Wednesday, September 12, 2007

Tropic of Cancer by Henry Miller

Tropic of Cancer was written a couple of decades before the Beat movement really took off, but it has the same sort of style: rambling, extemporaneous, structureless, but also brightly descriptive and philosophical. Indeed, much like On the Road, Tropic of Cancer deals with a real-life period in the life of its author Henry Miller, and its characters are pseudonymed versions of real people. Specifically, it deals with Miller's time as an expatriate in Paris, trying to get by with no money and no job.

Like On the Road, it can be extremely boring: there is no plot to speak of, no beginning, middle, or end, and what passes as action doesn't really serve to entice the reader. Unlike On the Road, the prose can be haunting and gorgeous, and make you forget that the book you're reading is basically going nowhere. Sometimes it's enough to get lost in Miller's style, but most of the time this book is just frustrating. I am especially tired of this kind of book, I think, and would like to read something with a more substantial plot. Maybe a murder mystery.

3 comments:

Carlton said...

Hardy Boys Casefile #53: Web of Horror is pretty good.

Kelly said...

It's got some nudity on the cover... points for that right??

Gayle said...

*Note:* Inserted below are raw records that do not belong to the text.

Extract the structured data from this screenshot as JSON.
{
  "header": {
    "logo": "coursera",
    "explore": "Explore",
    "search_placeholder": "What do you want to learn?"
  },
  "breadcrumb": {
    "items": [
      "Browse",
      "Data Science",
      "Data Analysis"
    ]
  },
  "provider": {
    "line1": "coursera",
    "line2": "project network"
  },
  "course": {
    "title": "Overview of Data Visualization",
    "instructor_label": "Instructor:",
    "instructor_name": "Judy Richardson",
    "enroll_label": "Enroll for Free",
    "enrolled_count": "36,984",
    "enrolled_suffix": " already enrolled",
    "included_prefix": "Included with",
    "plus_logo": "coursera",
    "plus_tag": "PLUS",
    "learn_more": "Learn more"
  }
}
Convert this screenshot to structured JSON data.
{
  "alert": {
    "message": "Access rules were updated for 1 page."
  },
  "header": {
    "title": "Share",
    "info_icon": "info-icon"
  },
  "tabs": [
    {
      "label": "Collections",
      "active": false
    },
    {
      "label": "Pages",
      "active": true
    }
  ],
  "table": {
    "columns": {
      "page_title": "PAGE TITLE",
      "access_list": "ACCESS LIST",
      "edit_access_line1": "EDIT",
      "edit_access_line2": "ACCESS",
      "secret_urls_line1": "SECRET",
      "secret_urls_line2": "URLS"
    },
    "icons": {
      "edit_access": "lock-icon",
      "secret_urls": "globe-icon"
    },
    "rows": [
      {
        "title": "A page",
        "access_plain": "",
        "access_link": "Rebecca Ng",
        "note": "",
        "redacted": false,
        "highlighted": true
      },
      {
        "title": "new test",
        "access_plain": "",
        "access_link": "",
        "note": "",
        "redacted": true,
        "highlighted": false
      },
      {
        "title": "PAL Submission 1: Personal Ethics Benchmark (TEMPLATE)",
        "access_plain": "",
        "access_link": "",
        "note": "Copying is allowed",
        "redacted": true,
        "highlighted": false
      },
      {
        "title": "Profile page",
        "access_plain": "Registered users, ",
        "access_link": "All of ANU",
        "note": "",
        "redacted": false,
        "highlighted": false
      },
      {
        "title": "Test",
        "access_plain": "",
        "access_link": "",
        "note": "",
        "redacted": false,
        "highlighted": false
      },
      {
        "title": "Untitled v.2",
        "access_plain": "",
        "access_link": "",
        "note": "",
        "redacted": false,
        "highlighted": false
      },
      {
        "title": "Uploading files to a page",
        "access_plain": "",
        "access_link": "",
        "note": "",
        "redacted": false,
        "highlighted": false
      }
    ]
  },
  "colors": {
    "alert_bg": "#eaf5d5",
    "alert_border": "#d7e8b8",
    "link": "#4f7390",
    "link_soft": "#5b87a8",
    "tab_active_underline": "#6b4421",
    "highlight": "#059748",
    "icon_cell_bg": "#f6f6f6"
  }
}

personally, i think you are missing the entire point of the book. Miller specifically says in the beginning that this is not a normal book. it is a "gob of spit in the face of art" . you need to realize that the point is not to have a plot it is to exercise the ability to write what you want. in that sense, this book is a masterpiece.